EXERCISE INSTRUCTIONS: Look through the records, and whenever a line includes the word "ساعت", copy it.
━━ INFORMATION SHOWN
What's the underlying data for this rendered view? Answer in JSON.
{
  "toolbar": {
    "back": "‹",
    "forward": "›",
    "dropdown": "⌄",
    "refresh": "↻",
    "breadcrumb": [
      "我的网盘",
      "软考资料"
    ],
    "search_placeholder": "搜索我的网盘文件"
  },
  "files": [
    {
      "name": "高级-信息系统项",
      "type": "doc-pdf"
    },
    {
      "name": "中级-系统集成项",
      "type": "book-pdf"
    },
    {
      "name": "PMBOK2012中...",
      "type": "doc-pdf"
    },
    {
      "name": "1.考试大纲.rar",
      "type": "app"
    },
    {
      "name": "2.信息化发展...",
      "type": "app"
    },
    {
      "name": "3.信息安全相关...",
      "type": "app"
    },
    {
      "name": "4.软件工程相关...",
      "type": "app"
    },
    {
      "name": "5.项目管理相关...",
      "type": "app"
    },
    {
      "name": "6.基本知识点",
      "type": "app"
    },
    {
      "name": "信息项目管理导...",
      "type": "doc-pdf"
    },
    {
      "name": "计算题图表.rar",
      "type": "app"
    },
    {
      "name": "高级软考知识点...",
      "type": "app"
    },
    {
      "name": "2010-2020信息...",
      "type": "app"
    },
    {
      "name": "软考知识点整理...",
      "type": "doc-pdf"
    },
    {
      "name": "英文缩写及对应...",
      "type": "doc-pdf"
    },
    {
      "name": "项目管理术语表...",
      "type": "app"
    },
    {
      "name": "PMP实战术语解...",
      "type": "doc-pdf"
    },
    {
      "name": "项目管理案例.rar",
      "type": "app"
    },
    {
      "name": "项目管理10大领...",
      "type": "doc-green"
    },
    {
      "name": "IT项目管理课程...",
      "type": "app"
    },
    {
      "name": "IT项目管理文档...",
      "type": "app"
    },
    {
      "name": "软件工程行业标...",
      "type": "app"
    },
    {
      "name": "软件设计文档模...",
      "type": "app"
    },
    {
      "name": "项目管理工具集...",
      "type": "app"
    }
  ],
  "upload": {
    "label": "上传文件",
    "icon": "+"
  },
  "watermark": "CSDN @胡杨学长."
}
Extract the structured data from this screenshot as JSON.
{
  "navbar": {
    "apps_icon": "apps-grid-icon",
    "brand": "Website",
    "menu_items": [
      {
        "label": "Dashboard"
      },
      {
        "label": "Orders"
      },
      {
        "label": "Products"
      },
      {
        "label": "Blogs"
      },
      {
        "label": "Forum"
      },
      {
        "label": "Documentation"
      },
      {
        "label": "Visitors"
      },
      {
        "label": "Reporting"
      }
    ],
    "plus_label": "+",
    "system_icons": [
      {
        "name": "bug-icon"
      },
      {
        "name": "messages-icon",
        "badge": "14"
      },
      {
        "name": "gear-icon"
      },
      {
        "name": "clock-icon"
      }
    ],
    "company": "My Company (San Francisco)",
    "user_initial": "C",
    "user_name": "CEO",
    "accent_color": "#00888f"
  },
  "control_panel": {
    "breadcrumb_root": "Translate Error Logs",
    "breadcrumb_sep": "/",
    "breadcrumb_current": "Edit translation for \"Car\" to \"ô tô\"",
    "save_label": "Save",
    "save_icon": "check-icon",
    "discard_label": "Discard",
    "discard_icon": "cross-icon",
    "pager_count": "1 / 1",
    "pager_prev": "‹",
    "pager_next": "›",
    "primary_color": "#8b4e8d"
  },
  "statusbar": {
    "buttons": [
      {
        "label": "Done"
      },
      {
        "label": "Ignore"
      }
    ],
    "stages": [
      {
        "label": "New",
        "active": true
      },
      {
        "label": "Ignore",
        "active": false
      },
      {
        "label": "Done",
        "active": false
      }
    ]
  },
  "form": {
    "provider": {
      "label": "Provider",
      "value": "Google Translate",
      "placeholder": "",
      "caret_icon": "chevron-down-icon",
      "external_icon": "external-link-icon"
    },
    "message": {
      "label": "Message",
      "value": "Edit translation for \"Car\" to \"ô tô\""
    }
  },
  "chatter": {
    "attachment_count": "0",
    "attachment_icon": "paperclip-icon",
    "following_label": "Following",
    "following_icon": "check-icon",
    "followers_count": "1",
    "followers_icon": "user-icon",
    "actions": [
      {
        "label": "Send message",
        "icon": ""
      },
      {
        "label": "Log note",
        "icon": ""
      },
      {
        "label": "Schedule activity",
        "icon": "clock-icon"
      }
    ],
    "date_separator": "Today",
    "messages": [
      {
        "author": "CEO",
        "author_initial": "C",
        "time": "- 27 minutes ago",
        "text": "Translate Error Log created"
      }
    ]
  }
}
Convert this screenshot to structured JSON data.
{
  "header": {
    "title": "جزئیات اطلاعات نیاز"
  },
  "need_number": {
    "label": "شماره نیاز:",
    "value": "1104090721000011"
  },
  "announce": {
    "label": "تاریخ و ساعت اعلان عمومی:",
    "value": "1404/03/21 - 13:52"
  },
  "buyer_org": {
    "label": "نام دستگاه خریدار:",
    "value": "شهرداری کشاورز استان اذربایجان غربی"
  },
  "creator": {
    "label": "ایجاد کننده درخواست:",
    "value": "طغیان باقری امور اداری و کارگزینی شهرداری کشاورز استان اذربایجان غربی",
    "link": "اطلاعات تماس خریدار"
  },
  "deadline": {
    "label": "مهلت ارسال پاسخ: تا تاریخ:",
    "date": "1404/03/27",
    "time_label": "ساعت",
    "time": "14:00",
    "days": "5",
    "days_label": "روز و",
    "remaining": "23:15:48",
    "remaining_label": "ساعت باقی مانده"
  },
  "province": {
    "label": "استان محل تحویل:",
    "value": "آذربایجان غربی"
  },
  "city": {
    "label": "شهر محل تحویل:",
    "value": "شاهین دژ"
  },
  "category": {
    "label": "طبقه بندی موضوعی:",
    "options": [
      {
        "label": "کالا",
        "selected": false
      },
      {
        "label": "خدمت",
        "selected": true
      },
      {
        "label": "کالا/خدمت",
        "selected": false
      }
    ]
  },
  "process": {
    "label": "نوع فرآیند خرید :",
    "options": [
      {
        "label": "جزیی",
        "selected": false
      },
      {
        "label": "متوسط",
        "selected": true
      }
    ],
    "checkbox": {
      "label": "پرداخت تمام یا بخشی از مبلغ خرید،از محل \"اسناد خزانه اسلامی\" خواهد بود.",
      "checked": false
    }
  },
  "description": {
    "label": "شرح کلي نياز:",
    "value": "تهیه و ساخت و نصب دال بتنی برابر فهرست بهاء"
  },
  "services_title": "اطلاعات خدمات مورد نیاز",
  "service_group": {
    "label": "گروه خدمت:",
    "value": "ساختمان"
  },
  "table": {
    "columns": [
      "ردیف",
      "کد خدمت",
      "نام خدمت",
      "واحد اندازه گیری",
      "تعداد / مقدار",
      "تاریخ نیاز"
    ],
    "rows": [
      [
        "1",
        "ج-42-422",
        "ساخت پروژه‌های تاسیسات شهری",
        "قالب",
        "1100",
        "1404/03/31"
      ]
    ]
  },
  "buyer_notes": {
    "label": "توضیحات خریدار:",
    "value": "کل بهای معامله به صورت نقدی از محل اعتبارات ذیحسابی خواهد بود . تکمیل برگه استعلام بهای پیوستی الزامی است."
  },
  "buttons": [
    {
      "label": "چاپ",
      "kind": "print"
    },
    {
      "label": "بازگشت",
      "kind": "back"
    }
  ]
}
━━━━
TASK RESPONSE:
    "label": "تاریخ و ساعت اعلان عمومی:",
    "time_label": "ساعت",
    "remaining_label": "ساعت باقی مانده"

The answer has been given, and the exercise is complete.